=== Begin Enclosure ===

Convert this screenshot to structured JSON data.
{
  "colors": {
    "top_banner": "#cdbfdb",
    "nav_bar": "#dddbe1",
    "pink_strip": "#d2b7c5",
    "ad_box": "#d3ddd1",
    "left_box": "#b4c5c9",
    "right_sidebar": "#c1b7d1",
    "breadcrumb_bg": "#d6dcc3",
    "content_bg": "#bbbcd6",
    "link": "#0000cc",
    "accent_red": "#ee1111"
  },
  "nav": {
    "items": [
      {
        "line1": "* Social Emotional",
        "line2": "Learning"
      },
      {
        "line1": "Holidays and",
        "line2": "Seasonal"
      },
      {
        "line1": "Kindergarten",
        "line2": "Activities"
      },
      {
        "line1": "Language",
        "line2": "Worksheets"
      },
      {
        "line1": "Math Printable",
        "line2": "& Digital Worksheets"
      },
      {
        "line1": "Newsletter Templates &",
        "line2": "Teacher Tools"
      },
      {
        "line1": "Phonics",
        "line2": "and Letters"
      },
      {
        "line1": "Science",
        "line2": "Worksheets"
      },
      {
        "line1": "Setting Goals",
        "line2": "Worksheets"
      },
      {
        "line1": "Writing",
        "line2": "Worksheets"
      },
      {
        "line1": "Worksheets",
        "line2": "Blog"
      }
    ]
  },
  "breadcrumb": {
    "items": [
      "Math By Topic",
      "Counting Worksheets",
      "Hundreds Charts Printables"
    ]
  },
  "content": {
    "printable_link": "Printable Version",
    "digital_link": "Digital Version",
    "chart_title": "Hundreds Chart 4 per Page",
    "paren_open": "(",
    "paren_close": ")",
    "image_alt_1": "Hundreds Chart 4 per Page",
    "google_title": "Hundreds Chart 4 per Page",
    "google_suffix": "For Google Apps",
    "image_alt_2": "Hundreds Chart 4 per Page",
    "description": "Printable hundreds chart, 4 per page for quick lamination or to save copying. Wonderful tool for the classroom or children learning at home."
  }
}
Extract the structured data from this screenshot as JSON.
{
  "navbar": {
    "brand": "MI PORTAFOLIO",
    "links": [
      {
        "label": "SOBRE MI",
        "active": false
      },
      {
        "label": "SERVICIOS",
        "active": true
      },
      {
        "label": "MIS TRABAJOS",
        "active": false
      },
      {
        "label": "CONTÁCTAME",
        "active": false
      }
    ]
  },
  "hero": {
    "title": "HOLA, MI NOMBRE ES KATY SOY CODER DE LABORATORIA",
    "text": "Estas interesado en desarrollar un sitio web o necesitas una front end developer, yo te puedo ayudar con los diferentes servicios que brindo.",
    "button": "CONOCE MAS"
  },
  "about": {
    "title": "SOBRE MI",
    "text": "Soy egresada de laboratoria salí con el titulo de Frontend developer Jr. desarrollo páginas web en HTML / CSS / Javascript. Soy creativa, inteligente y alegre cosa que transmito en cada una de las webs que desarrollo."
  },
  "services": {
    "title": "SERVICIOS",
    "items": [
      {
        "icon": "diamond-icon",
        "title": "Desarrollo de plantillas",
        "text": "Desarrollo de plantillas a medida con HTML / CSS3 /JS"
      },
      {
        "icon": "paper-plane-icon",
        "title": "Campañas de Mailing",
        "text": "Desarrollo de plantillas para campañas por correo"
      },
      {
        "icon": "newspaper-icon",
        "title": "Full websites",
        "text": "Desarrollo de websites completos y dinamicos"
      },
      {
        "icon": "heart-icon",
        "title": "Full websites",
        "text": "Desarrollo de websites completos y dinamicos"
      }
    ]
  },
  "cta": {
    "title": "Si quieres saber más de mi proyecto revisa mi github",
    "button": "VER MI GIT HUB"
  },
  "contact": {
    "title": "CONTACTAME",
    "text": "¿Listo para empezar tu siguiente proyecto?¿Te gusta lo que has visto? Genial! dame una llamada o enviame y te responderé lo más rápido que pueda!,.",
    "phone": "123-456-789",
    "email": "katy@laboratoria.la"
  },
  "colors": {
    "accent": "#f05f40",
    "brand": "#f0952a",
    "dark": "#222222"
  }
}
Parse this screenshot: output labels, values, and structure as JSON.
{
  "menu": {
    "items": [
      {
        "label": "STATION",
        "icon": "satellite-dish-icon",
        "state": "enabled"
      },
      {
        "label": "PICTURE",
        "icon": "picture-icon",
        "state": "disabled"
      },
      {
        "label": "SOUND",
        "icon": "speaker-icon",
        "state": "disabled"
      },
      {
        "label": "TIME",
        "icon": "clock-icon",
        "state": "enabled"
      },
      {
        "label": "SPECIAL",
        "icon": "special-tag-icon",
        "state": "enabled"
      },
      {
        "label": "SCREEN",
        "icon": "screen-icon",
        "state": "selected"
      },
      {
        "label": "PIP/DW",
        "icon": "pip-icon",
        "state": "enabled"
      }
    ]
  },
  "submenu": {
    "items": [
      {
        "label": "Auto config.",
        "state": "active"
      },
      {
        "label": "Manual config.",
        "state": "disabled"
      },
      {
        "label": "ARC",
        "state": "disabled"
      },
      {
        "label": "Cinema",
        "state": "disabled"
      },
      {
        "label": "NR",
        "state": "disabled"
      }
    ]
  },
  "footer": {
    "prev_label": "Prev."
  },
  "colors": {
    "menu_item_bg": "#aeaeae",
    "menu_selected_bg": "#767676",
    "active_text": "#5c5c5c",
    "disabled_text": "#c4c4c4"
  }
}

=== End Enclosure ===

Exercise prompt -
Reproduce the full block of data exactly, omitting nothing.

Task response -
Convert this screenshot to structured JSON data.
{
  "colors": {
    "top_banner": "#cdbfdb",
    "nav_bar": "#dddbe1",
    "pink_strip": "#d2b7c5",
    "ad_box": "#d3ddd1",
    "left_box": "#b4c5c9",
    "right_sidebar": "#c1b7d1",
    "breadcrumb_bg": "#d6dcc3",
    "content_bg": "#bbbcd6",
    "link": "#0000cc",
    "accent_red": "#ee1111"
  },
  "nav": {
    "items": [
      {
        "line1": "* Social Emotional",
        "line2": "Learning"
      },
      {
        "line1": "Holidays and",
        "line2": "Seasonal"
      },
      {
        "line1": "Kindergarten",
        "line2": "Activities"
      },
      {
        "line1": "Language",
        "line2": "Worksheets"
      },
      {
        "line1": "Math Printable",
        "line2": "& Digital Worksheets"
      },
      {
        "line1": "Newsletter Templates &",
        "line2": "Teacher Tools"
      },
      {
        "line1": "Phonics",
        "line2": "and Letters"
      },
      {
        "line1": "Science",
        "line2": "Worksheets"
      },
      {
        "line1": "Setting Goals",
        "line2": "Worksheets"
      },
      {
        "line1": "Writing",
        "line2": "Worksheets"
      },
      {
        "line1": "Worksheets",
        "line2": "Blog"
      }
    ]
  },
  "breadcrumb": {
    "items": [
      "Math By Topic",
      "Counting Worksheets",
      "Hundreds Charts Printables"
    ]
  },
  "content": {
    "printable_link": "Printable Version",
    "digital_link": "Digital Version",
    "chart_title": "Hundreds Chart 4 per Page",
    "paren_open": "(",
    "paren_close": ")",
    "image_alt_1": "Hundreds Chart 4 per Page",
    "google_title": "Hundreds Chart 4 per Page",
    "google_suffix": "For Google Apps",
    "image_alt_2": "Hundreds Chart 4 per Page",
    "description": "Printable hundreds chart, 4 per page for quick lamination or to save copying. Wonderful tool for the classroom or children learning at home."
  }
}
Extract the structured data from this screenshot as JSON.
{
  "navbar": {
    "brand": "MI PORTAFOLIO",
    "links": [
      {
        "label": "SOBRE MI",
        "active": false
      },
      {
        "label": "SERVICIOS",
        "active": true
      },
      {
        "label": "MIS TRABAJOS",
        "active": false
      },
      {
        "label": "CONTÁCTAME",
        "active": false
      }
    ]
  },
  "hero": {
    "title": "HOLA, MI NOMBRE ES KATY SOY CODER DE LABORATORIA",
    "text": "Estas interesado en desarrollar un sitio web o necesitas una front end developer, yo te puedo ayudar con los diferentes servicios que brindo.",
    "button": "CONOCE MAS"
  },
  "about": {
    "title": "SOBRE MI",
    "text": "Soy egresada de laboratoria salí con el titulo de Frontend developer Jr. desarrollo páginas web en HTML / CSS / Javascript. Soy creativa, inteligente y alegre cosa que transmito en cada una de las webs que desarrollo."
  },
  "services": {
    "title": "SERVICIOS",
    "items": [
      {
        "icon": "diamond-icon",
        "title": "Desarrollo de plantillas",
        "text": "Desarrollo de plantillas a medida con HTML / CSS3 /JS"
      },
      {
        "icon": "paper-plane-icon",
        "title": "Campañas de Mailing",
        "text": "Desarrollo de plantillas para campañas por correo"
      },
      {
        "icon": "newspaper-icon",
        "title": "Full websites",
        "text": "Desarrollo de websites completos y dinamicos"
      },
      {
        "icon": "heart-icon",
        "title": "Full websites",
        "text": "Desarrollo de websites completos y dinamicos"
      }
    ]
  },
  "cta": {
    "title": "Si quieres saber más de mi proyecto revisa mi github",
    "button": "VER MI GIT HUB"
  },
  "contact": {
    "title": "CONTACTAME",
    "text": "¿Listo para empezar tu siguiente proyecto?¿Te gusta lo que has visto? Genial! dame una llamada o enviame y te responderé lo más rápido que pueda!,.",
    "phone": "123-456-789",
    "email": "katy@laboratoria.la"
  },
  "colors": {
    "accent": "#f05f40",
    "brand": "#f0952a",
    "dark": "#222222"
  }
}
Parse this screenshot: output labels, values, and structure as JSON.
{
  "menu": {
    "items": [
      {
        "label": "STATION",
        "icon": "satellite-dish-icon",
        "state": "enabled"
      },
      {
        "label": "PICTURE",
        "icon": "picture-icon",
        "state": "disabled"
      },
      {
        "label": "SOUND",
        "icon": "speaker-icon",
        "state": "disabled"
      },
      {
        "label": "TIME",
        "icon": "clock-icon",
        "state": "enabled"
      },
      {
        "label": "SPECIAL",
        "icon": "special-tag-icon",
        "state": "enabled"
      },
      {
        "label": "SCREEN",
        "icon": "screen-icon",
        "state": "selected"
      },
      {
        "label": "PIP/DW",
        "icon": "pip-icon",
        "state": "enabled"
      }
    ]
  },
  "submenu": {
    "items": [
      {
        "label": "Auto config.",
        "state": "active"
      },
      {
        "label": "Manual config.",
        "state": "disabled"
      },
      {
        "label": "ARC",
        "state": "disabled"
      },
      {
        "label": "Cinema",
        "state": "disabled"
      },
      {
        "label": "NR",
        "state": "disabled"
      }
    ]
  },
  "footer": {
    "prev_label": "Prev."
  },
  "colors": {
    "menu_item_bg": "#aeaeae",
    "menu_selected_bg": "#767676",
    "active_text": "#5c5c5c",
    "disabled_text": "#c4c4c4"
  }
}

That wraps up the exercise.